The United Nations High Commissioner for Refugees (UNHCR) has launched a new campaign dubbed “LuQuLuQu” to encourage Africans to take ownership of their local refugee and displacement problems through donations.
“LuQuLuQu”, literally meaning “caring and sharing” is centered on the African philosophy of “Yi bi ma”, “Ubuntu” or Ujama” that promotes the principles and values of shared responsibilities, shared resources and caring for one another, inherent to African culture and belief.
The campaign asked the hundreds of millions of people on the continent, or connected to Africa, to take ownership of their local refugee and displacement problems through everyday philanthropic actions.
According to the UNHCR there were over 20 million displaced people in Africa, some 13,352 refugees and asylum seekers in Ghana, out of that 76 per cent were women and children, 57 per cent were under 18 years of age.
Ms Needa Jehu-Mazou, Spokesperson for UNHCR, addressing a press conference in Accra to introduce the Campaign, said in Ghana UNHCR needed 8.87 million dollars to provide for refuges, but only three per cent had been funded.
She said the “LuQuLuQu” campaign seeks to create a community of supporters, a tribe who signed up to work towards promoting donations to the cause of refugees and displaced communities to provide solutions to refugees that promoted self-reliance and independence, and in so doing empowered refugees.

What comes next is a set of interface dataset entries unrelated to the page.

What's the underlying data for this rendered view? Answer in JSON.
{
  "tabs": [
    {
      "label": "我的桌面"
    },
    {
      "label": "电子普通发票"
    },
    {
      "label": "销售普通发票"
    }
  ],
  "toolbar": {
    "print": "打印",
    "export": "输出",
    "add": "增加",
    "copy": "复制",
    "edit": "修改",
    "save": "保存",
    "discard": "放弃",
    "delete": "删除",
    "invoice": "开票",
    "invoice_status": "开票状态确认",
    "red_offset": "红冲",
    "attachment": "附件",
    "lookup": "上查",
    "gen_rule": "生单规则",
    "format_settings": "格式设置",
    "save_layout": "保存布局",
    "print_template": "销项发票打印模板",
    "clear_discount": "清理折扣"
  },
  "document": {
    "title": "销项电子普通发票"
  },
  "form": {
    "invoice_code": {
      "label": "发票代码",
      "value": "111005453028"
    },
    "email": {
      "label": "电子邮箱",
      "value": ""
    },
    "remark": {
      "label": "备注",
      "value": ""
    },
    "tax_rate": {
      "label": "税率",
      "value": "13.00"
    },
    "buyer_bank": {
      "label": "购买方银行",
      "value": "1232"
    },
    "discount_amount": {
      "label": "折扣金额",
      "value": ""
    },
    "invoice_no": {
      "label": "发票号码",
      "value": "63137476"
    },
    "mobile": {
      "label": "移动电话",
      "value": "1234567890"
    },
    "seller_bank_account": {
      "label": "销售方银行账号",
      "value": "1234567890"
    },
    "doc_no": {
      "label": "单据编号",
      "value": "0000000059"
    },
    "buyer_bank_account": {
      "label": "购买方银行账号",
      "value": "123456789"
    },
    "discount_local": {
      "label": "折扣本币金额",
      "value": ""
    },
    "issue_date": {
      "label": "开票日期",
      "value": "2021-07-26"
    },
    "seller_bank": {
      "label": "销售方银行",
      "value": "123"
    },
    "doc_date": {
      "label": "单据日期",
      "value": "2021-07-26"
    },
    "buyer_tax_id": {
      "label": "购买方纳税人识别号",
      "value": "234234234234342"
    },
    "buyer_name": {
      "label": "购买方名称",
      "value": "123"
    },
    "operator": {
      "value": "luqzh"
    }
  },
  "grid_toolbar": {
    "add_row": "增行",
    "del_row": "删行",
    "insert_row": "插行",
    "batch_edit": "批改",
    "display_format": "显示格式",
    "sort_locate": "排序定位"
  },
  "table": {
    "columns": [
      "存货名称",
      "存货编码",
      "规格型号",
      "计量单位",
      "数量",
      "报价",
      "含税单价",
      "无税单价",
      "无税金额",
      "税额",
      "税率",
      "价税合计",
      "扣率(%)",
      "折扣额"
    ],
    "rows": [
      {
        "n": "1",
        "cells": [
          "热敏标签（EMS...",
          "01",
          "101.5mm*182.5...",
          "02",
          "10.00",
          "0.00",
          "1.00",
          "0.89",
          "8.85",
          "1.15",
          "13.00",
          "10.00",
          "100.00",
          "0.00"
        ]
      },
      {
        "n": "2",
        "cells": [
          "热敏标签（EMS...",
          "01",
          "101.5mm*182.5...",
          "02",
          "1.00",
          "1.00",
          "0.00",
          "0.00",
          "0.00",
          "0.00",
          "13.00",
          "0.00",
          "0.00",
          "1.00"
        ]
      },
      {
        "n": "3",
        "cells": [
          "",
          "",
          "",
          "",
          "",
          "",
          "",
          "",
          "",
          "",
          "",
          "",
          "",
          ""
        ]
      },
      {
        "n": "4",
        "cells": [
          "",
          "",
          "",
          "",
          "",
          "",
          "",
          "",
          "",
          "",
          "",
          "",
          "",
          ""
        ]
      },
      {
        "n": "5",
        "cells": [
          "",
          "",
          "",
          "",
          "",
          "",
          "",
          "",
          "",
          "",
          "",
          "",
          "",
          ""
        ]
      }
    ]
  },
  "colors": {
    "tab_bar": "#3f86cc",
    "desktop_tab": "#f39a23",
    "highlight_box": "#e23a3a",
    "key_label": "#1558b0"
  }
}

“With a goal to change the narrative and conversation around the fate of the displaced in Africa, the aim is to demonstrates that Africans can play a transformative role in changing lives of refugees and the uprooted,” she added.
She said in the face of continuous dwindling donor support for African refugees, the initiative would engage ordinary citizens and corporate organisations to scrap the existing image of Africa’s displacement crisis, and co-create with the UN Refugee Agency, a new image of the African refugee.
The goal, she said was to move away from the image of dependence and powerlessness to that of self-reliance, empowerment and inclusion of refugees and displaced persons into the mainstream.
Ms Jehu-Mazou said if every Ghanaian could donate five Ghana cedis a month, that amount would be enough to empower a refugee attain certain height of education to help humanity.
She said the LuQuLuQu campaign would be led by a number of Ghana’s high level influencers, celebrities and personalities.
These personalities would work to mobilise public support for the campaign through strategic engagements and activities with the public, showing Ghanaians what kind of everyday philanthropic actions they could undertake to be part of the movement, and bring solutions for refugees.
She said corporate and private enterprises were also invited to take part through new and innovative donations channels.
The public could donate through an MTN Mobile Money Transfer by dialing *170# then press the pay bill button and go to general payment, then, payment code “UNHCR” and then Enter Amount or visit donate.unhcr.org/luquluqu.
Ms Jehu-Mazou noted that using social media as a galvanising tool to build a groundswell, the #doitLuQuLuQu movement challenges Ghanaians to become part of a home ground solutions approach, rooted in the sense of neighbourliness and hospitality that was typically Ghanaian.
That also, she said gave Ghanaians a chance to come to the donor table as a collective and be part of reshaping the narrative on Africa and its refugees.
Starting here in Ghana on November 4, 2017 at the Accra Mall, the campaign will be rolled out initially in six countries in Africa including Ivory Coast, Senegal, Nigeria, Kenya and South Africa.